What is that feeling that tears at my insides and makes me want to trade lives with other people? What is this monster that growls loudly in my stomach (maybe I am hungry...) whenever I see something that I don't have and couldn't ever dream of obtaining?


It isn't something that we are unfamiliar with. It isn't all that hard to begin seeing people with things that you want. There are people that we covet because of their electronics collection, the guy that they have on their arm, the guy that they are dating.

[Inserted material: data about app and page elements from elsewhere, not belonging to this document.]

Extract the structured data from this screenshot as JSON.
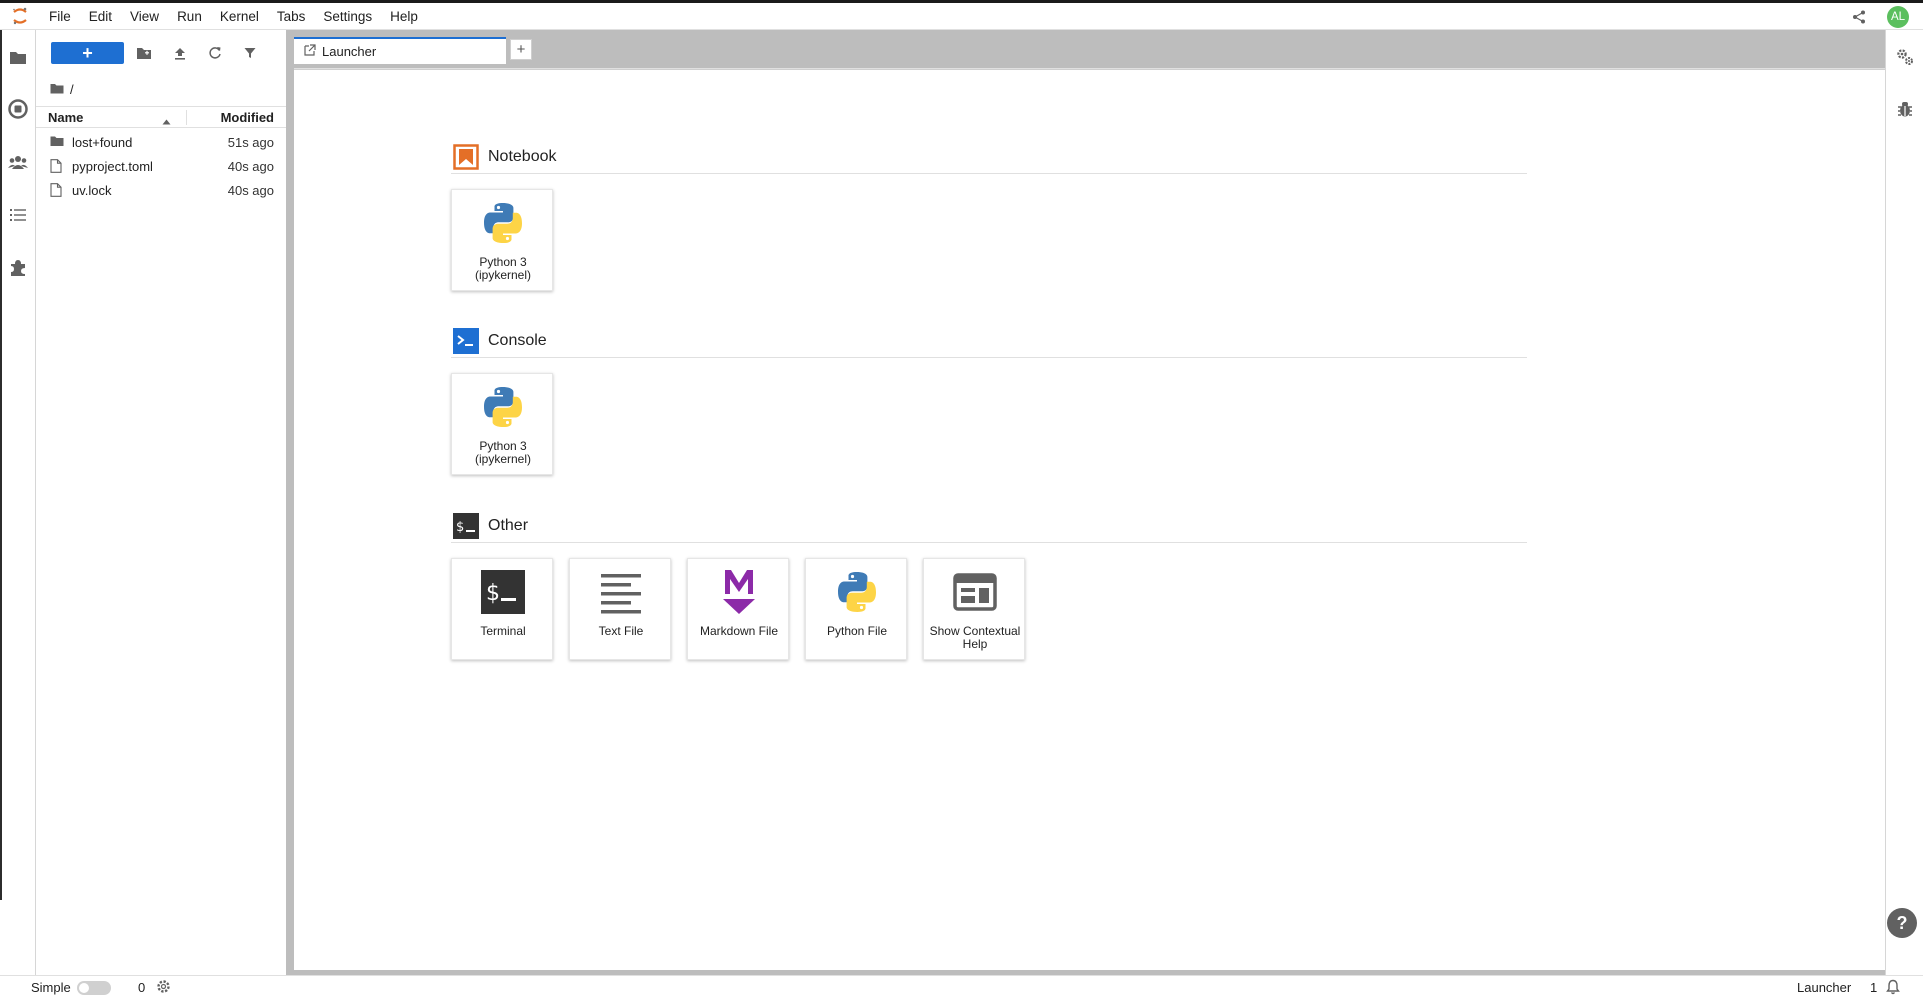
{
  "menubar": {
    "items": [
      "File",
      "Edit",
      "View",
      "Run",
      "Kernel",
      "Tabs",
      "Settings",
      "Help"
    ],
    "avatar_initials": "AL"
  },
  "filebrowser": {
    "new_button_label": "+",
    "breadcrumb": "/",
    "columns": {
      "name": "Name",
      "modified": "Modified"
    },
    "files": [
      {
        "name": "lost+found",
        "modified": "51s ago",
        "type": "folder"
      },
      {
        "name": "pyproject.toml",
        "modified": "40s ago",
        "type": "file"
      },
      {
        "name": "uv.lock",
        "modified": "40s ago",
        "type": "file"
      }
    ]
  },
  "tabs": [
    {
      "label": "Launcher",
      "icon": "launcher-icon"
    }
  ],
  "launcher": {
    "sections": [
      {
        "title": "Notebook",
        "cards": [
          {
            "label": "Python 3 (ipykernel)",
            "icon": "python-icon"
          }
        ]
      },
      {
        "title": "Console",
        "cards": [
          {
            "label": "Python 3 (ipykernel)",
            "icon": "python-icon"
          }
        ]
      },
      {
        "title": "Other",
        "cards": [
          {
            "label": "Terminal",
            "icon": "terminal-icon"
          },
          {
            "label": "Text File",
            "icon": "text-file-icon"
          },
          {
            "label": "Markdown File",
            "icon": "markdown-icon"
          },
          {
            "label": "Python File",
            "icon": "python-icon"
          },
          {
            "label": "Show Contextual Help",
            "icon": "contextual-help-icon"
          }
        ]
      }
    ]
  },
  "statusbar": {
    "mode_label": "Simple",
    "kernel_count": "0",
    "active_label": "Launcher",
    "notification_count": "1"
  },
  "colors": {
    "accent": "#1e6fd2",
    "avatar": "#5bbf5e",
    "notebook": "#e46f27",
    "console": "#1e6fd2",
    "markdown": "#8c2aa8"
  }
}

However, something I have had a long path to discovering: I envy (to wish that one had the possessions, achievements, or qualities of (someone else)) even when there isn't a specific person to envy. "I wish that it were sunny outside." Somewhere, somebody is basking in sunshine. But, even worse? When I envy it is a slap in the face to God.

God knows me.
God knows my every thought.
God knows my waking and my sleeping.
God knows my actions done in the light and in the shadows.
God knows where I am and what I am doing.
God knows His plans for me.
God knows every head on my head.

Why would God put me in a situation that He doesn't want me in? (This is to be removed from the argument that we have put ourselves in situations God never intended us to be. But, I don't believe that my sins directly affect whether or not there are clear skies tonight so I can see the stars). Why would God intentionally seek to make me sad when He knows my discontentment in my situation? Why would I question God's plan for me anyway?

If God didn't think I could handle this, or that I should go through this to rely on His strength more, then why would I be here? Why would I doubt God's plan for my life?

Why do I sink to being full of complaints and whines about my current circumstances?

Love does not envy.
I shouldn't either.

Saturday, August 8, 2009

я тебя люблю

Love is kind.

Love has been such a heavy word for me to say. Any time that I tell someone that I love them, I feel it rising from the very inside of me and exploding out of my lips. I spent a summer learning the extravagance of God's love, and I learned it in so many different ways.

Marianna was the most vibrant example of God's love to me through everything. Week 7 was one of the most ridiculously rough weeks of my life. My cabin was just set on fighting at every opportunity they could find. Their arguments would last for incessant amount of times, no matter how many times I broke them up, took them apart, talked to them individually, and then sat them down to talk to one another. I still found them bickering and standing divided by the end of the night.

I was frustrated, and now that I look back upon it, I wish that I had expressed patience more that week than I did. I realized how tired I was, how much I was relying on God's strength to get me through, and sometimes I wanted to just the smallest amount that I could to get by. I could hardly stand come Wednesday day after Sunday, Monday, and Tuesday nights were all nights that my campers refused to let me sleep.

But, I digress. Marianna was a blessing from Heaven that week, hands-down. Our conversations were often simple words and rarely grammatically correct. Marianna spoke fluent Russian and understood English, but couldn't repeat it back. It was definitely a struggle that we had such a language barrier and that she was in the cabin of arguing. I can't imagine going to a different country and being completely surrounded by people arguing in a different language day in and day out.

But, Marianna and I had some of the most simple expressions of love. She was the most kind creature when she wasn't frustrated with the barrier of communication. She would grab my hand, give me a hug, and with her big Russian eyes let me know that she loved me in Russian. And even in the most frustrating of confrontations with her, I could repeat over and over that I loved her.

I couldn't get visibly angry because she would grow defensive, but if I simply repeated over and over that I loved her, making it a question that she had to respond to, we would let love conquer all of the problems that were coming between the two of us.

Love is kind. "Showing sympathy or understanding." That's one definition of kind that I can really wrap my brain around, now. Understanding can be shown, not just expressed in words. "я тебя люблю"